• _What this task involves_: Look through the entries for the string "html" and copy every line where it shows up.

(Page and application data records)
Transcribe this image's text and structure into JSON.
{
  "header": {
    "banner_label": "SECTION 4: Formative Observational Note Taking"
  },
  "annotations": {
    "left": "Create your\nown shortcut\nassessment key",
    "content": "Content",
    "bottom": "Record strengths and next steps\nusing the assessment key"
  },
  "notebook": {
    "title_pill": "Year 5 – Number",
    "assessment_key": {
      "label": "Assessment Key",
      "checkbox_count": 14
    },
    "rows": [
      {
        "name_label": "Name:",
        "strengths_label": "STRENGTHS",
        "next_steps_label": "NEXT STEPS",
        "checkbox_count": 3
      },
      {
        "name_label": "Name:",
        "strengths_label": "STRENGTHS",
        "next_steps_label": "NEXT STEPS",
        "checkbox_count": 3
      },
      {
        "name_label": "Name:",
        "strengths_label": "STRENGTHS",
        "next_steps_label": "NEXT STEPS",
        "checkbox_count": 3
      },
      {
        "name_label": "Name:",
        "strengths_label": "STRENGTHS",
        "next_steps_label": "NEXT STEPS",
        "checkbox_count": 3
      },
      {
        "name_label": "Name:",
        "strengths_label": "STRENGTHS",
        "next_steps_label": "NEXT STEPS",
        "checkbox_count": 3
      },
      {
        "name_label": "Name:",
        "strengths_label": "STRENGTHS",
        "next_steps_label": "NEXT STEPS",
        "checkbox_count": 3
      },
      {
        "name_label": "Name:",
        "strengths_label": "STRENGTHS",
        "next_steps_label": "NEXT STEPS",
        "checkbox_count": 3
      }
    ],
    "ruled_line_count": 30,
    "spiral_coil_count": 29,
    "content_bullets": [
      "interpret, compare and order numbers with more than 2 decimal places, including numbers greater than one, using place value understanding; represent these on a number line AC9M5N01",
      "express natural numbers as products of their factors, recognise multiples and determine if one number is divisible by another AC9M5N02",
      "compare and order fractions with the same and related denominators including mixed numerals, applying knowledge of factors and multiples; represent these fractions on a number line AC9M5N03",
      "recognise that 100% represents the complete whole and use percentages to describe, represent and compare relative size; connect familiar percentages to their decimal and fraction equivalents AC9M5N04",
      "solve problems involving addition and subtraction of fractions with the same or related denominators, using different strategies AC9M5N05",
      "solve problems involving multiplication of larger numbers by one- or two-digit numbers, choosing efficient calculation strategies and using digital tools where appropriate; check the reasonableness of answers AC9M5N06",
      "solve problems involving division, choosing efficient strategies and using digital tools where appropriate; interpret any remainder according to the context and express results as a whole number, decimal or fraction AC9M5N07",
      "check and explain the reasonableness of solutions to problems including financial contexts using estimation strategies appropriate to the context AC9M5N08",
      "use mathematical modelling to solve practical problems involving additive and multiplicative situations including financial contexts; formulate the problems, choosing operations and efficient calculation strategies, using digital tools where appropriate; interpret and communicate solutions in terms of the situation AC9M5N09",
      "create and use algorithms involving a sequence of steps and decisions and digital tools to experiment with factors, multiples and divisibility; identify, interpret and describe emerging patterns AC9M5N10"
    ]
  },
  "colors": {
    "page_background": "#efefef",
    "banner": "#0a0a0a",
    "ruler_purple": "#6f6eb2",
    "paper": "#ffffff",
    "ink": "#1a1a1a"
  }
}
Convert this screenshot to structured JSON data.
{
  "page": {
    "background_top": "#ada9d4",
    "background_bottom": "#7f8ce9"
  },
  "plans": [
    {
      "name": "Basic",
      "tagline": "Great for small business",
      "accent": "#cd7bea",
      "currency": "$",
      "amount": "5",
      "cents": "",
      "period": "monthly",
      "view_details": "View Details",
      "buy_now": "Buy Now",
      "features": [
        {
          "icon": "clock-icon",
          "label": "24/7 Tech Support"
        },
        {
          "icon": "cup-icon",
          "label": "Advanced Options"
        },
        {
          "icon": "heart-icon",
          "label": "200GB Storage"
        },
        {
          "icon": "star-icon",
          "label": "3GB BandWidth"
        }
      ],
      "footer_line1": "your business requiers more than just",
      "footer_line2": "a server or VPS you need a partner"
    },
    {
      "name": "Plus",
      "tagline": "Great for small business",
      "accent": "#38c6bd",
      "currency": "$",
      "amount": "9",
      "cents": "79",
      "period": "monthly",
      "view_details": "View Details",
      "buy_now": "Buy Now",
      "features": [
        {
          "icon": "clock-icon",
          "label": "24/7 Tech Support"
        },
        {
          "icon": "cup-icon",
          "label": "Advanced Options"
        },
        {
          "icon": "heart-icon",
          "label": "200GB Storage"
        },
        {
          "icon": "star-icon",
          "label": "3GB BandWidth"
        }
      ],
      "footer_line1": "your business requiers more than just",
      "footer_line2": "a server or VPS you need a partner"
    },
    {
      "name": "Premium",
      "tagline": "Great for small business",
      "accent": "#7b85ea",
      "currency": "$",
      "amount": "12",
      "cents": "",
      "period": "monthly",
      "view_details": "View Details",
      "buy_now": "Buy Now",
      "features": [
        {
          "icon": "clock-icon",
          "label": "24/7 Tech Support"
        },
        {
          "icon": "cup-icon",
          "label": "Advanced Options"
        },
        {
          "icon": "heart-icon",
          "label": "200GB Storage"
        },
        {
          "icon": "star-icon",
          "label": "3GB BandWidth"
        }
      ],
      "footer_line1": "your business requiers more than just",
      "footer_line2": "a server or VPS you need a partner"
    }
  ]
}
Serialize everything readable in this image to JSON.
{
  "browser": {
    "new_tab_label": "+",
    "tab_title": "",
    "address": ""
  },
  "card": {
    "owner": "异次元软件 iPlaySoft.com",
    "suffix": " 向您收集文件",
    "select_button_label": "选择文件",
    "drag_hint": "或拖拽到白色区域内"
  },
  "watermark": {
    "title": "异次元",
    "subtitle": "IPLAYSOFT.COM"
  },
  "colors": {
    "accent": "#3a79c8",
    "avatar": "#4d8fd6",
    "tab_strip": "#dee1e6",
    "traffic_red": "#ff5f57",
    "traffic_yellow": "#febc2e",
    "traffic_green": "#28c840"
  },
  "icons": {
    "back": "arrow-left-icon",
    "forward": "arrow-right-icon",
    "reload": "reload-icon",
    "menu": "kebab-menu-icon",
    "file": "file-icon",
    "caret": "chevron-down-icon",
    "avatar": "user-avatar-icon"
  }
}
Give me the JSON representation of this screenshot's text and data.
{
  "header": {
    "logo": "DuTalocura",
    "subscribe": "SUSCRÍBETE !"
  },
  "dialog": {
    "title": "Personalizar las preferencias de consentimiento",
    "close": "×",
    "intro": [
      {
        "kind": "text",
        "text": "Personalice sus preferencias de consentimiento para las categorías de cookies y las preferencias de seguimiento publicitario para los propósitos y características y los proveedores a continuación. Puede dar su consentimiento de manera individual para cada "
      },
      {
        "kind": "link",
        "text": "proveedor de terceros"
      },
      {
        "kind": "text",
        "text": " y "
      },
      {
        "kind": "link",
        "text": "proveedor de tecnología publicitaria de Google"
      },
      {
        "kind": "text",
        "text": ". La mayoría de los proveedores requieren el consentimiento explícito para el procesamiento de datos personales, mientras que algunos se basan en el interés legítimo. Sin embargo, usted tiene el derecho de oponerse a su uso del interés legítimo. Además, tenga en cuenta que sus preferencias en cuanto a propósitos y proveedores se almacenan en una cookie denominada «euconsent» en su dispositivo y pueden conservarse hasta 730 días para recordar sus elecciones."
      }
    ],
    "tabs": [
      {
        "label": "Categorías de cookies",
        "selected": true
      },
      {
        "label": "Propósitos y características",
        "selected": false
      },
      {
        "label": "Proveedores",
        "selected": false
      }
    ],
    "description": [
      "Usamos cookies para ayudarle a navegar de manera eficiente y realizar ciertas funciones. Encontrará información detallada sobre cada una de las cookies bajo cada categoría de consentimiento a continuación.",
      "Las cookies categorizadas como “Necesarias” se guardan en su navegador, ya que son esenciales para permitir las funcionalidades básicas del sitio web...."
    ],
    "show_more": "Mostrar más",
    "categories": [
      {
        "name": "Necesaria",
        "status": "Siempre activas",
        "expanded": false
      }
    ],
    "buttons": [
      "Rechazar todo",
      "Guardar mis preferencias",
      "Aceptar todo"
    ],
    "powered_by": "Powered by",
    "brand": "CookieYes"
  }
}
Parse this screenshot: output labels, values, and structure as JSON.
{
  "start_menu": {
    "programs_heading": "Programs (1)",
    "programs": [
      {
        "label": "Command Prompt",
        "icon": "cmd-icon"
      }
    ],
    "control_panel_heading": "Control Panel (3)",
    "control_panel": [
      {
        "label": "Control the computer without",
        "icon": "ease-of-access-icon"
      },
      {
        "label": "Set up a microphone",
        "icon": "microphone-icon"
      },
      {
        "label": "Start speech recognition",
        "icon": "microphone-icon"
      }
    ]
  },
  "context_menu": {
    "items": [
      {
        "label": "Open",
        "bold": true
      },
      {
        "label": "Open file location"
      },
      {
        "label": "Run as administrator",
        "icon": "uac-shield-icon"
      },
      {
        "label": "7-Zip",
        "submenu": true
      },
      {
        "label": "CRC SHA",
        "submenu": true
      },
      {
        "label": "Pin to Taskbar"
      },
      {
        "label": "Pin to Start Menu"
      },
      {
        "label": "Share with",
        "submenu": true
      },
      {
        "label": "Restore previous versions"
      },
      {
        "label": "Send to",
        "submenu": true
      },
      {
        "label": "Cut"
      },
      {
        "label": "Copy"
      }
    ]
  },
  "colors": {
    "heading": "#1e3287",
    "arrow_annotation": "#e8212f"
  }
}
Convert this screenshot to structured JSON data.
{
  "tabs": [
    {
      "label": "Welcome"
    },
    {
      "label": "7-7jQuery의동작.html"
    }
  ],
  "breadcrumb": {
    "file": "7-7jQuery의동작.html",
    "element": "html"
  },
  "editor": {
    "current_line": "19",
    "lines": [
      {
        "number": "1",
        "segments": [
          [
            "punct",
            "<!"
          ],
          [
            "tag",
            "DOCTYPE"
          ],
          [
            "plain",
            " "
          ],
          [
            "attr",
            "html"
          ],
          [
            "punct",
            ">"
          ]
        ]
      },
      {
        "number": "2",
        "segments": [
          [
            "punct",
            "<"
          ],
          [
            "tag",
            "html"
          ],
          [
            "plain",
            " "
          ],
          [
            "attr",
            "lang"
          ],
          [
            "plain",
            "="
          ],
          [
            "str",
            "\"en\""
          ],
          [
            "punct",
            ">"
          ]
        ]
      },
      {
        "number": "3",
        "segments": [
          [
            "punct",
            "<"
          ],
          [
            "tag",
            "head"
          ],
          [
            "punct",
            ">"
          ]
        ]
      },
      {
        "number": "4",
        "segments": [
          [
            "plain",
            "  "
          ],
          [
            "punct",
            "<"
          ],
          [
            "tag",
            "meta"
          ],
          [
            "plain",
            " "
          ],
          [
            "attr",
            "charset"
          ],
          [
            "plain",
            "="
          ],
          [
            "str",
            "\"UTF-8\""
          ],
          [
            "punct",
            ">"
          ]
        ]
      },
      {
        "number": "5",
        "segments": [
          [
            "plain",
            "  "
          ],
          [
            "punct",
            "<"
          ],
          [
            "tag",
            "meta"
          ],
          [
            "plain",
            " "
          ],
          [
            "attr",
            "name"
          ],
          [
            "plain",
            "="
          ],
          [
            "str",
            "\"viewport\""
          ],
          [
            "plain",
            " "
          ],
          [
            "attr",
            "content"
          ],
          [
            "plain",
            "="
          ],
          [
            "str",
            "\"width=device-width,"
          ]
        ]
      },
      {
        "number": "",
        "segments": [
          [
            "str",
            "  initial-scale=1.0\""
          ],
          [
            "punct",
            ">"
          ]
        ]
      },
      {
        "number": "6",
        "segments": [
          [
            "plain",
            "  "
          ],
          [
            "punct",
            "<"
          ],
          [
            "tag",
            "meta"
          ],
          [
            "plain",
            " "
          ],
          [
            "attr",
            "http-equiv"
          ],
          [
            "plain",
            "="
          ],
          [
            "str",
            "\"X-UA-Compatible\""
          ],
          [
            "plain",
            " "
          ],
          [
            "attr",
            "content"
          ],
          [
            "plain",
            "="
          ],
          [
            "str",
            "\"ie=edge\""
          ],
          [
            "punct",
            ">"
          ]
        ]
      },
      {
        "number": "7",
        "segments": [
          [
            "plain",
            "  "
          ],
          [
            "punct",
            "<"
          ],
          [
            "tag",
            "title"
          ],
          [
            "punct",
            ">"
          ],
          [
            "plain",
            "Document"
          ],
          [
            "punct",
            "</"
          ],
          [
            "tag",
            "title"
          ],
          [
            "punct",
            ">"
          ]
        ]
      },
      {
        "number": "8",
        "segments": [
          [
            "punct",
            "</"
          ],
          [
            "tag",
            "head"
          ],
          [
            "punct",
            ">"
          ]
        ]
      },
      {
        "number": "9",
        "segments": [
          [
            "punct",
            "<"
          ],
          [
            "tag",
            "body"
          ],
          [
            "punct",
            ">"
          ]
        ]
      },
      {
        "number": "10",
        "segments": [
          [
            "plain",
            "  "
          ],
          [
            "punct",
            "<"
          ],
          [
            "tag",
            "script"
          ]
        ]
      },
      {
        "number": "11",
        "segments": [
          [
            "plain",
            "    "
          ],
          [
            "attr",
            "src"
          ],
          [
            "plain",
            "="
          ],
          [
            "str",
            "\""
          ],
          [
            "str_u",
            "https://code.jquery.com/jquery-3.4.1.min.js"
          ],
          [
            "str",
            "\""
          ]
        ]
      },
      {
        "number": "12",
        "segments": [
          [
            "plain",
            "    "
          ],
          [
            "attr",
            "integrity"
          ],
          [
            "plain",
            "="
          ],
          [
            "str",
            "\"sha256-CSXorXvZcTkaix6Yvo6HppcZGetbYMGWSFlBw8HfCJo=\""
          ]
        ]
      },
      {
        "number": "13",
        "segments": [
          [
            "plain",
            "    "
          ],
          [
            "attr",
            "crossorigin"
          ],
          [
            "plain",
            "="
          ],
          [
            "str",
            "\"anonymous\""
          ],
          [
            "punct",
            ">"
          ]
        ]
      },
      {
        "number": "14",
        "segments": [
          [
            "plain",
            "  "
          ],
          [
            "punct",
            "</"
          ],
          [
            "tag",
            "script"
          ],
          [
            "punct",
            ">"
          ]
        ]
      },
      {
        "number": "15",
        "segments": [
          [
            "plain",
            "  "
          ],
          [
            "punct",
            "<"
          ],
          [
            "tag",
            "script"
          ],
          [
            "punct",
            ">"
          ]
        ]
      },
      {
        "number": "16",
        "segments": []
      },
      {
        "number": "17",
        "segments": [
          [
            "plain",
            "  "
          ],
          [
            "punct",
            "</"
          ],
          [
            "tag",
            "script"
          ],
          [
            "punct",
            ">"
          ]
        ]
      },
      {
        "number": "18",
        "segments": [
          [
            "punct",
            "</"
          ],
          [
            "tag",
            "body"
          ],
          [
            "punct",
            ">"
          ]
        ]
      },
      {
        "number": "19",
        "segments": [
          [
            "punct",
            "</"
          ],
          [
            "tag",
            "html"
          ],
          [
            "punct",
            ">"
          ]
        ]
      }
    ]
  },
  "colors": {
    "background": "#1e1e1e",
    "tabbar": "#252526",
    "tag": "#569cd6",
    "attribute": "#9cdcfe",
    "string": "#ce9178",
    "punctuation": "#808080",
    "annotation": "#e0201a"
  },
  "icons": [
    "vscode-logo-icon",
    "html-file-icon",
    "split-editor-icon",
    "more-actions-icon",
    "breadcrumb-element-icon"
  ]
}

• _Response area_:
      "label": "7-7jQuery의동작.html"
    "file": "7-7jQuery의동작.html",
    "element": "html"
            "html"
            "html"
            "html"
    "html-file-icon",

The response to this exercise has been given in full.